» **THE TASK**:
Give the number of lines in the material below that contain the word "this", and nothing else.
-------------------------
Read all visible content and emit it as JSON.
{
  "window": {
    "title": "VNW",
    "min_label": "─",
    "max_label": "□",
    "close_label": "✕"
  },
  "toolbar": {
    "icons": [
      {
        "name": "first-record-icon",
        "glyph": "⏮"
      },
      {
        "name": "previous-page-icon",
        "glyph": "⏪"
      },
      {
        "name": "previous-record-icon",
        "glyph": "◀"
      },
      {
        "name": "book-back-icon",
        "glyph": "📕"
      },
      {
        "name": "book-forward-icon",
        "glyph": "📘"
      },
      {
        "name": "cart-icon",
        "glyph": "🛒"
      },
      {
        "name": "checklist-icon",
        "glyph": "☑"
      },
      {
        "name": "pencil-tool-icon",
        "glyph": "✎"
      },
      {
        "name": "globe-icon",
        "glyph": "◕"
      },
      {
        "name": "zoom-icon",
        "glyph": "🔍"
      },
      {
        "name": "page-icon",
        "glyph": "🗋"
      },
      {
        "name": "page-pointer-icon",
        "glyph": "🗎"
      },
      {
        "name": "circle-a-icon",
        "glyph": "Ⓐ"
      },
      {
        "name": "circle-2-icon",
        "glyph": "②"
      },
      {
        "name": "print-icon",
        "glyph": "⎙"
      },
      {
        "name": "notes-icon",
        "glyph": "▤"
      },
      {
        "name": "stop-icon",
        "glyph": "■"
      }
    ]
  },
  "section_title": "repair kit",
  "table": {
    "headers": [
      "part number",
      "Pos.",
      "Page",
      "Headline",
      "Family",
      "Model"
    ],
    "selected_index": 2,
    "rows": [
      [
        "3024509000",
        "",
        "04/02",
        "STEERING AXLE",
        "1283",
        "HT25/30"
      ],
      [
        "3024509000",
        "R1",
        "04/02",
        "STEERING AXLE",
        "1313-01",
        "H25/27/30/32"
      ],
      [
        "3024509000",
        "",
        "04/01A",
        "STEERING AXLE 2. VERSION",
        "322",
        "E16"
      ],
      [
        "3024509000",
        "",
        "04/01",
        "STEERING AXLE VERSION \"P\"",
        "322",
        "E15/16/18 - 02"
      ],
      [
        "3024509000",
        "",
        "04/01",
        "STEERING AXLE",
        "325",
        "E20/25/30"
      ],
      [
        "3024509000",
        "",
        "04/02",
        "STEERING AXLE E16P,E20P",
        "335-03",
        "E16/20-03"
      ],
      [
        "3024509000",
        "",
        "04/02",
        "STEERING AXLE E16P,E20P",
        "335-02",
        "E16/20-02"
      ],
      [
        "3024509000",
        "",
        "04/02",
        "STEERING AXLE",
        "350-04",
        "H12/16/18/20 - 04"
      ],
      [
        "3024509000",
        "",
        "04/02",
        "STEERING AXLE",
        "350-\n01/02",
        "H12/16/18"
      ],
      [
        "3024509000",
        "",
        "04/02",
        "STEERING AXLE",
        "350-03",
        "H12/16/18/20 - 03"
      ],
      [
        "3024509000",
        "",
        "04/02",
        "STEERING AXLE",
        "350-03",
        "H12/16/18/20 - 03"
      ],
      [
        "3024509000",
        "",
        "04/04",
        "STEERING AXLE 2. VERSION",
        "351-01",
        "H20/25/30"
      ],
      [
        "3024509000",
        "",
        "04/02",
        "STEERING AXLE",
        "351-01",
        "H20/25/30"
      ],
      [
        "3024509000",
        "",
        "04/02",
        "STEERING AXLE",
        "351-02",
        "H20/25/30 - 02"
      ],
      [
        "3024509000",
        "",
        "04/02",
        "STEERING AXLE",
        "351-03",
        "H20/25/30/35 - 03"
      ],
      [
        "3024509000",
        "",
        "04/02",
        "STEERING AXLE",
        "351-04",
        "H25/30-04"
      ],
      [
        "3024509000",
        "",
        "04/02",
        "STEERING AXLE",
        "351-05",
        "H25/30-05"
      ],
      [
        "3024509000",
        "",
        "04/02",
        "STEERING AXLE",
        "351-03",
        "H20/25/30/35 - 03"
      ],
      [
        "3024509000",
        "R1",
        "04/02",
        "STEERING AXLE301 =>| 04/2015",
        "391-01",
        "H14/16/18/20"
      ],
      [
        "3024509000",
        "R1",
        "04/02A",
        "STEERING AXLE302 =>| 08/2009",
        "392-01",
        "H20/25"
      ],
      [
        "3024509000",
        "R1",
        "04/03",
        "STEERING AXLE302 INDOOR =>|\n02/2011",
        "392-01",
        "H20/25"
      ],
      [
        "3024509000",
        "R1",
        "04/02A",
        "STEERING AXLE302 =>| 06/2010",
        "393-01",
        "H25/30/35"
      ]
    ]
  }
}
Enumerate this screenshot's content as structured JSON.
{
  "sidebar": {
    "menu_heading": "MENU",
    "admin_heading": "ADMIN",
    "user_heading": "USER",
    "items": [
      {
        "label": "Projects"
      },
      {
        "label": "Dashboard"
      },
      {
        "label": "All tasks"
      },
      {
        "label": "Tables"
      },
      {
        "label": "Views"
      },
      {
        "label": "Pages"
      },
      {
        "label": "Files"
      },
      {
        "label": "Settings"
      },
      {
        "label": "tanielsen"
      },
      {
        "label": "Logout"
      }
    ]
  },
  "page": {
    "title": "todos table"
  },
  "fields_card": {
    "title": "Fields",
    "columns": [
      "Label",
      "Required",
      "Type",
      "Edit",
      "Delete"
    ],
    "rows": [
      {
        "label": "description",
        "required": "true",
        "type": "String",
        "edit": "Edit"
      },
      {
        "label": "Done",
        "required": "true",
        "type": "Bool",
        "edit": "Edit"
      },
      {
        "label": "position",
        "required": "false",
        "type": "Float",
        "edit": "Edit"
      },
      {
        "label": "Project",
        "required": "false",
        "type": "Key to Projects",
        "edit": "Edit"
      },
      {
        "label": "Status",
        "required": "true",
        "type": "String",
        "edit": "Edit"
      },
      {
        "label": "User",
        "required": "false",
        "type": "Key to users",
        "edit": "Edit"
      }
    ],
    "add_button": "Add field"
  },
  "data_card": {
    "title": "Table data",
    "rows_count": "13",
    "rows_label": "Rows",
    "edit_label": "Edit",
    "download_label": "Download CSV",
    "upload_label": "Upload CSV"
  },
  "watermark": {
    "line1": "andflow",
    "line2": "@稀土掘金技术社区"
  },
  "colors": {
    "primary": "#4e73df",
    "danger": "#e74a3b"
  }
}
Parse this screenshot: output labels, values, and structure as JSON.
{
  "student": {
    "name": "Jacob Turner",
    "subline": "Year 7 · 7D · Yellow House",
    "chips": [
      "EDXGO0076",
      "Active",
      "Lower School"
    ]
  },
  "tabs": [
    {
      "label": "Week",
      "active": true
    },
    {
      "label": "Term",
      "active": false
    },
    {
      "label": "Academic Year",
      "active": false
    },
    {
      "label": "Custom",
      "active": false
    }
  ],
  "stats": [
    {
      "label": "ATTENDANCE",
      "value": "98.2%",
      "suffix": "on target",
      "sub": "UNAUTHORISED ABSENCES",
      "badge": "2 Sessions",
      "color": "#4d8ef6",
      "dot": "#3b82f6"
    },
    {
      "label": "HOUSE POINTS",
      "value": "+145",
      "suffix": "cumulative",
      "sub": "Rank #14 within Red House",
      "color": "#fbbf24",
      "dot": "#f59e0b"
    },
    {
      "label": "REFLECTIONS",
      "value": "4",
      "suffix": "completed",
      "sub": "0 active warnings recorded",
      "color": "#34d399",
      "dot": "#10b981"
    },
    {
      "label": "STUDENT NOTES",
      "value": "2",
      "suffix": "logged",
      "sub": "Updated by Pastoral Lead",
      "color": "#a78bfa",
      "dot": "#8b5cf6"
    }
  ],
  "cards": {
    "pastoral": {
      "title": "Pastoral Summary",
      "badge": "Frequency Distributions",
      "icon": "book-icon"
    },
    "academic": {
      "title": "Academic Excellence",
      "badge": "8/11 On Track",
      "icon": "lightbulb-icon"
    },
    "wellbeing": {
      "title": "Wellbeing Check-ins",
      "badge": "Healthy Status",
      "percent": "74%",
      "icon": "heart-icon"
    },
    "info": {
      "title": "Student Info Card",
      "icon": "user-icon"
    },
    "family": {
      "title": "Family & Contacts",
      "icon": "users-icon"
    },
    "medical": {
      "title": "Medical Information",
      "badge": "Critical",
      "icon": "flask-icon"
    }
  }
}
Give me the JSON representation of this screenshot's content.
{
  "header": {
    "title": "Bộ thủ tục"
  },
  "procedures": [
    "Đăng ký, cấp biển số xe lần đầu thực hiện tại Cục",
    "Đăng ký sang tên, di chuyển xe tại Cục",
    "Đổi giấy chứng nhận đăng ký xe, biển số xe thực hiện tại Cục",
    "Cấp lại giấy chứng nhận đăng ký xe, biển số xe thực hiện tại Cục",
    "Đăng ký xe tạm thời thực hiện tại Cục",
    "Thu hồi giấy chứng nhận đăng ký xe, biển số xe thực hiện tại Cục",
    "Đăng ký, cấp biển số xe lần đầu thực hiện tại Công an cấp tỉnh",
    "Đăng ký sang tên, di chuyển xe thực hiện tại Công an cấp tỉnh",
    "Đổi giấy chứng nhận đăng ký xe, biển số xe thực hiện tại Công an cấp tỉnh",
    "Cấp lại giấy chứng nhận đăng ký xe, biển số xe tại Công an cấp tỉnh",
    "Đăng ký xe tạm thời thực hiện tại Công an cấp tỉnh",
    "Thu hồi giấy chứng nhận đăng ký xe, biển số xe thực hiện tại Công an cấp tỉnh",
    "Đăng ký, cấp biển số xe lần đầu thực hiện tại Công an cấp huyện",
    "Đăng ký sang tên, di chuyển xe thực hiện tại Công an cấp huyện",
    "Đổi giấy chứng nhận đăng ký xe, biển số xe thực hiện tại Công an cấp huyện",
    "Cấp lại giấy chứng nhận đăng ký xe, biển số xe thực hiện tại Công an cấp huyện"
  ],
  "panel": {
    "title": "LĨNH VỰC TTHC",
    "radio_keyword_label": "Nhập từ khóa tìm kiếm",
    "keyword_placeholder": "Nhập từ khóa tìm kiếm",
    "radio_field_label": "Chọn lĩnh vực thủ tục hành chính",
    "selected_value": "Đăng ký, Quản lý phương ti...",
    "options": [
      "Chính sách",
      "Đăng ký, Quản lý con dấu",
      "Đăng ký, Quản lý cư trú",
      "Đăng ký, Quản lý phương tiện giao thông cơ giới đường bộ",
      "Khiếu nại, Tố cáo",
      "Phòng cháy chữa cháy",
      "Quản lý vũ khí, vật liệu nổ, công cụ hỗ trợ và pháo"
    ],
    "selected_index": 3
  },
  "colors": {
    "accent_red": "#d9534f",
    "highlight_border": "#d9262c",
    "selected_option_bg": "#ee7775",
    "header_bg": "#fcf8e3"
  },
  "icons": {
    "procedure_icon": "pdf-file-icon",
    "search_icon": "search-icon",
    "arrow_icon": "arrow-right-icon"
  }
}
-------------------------
» **ANSWER SPACE**:
3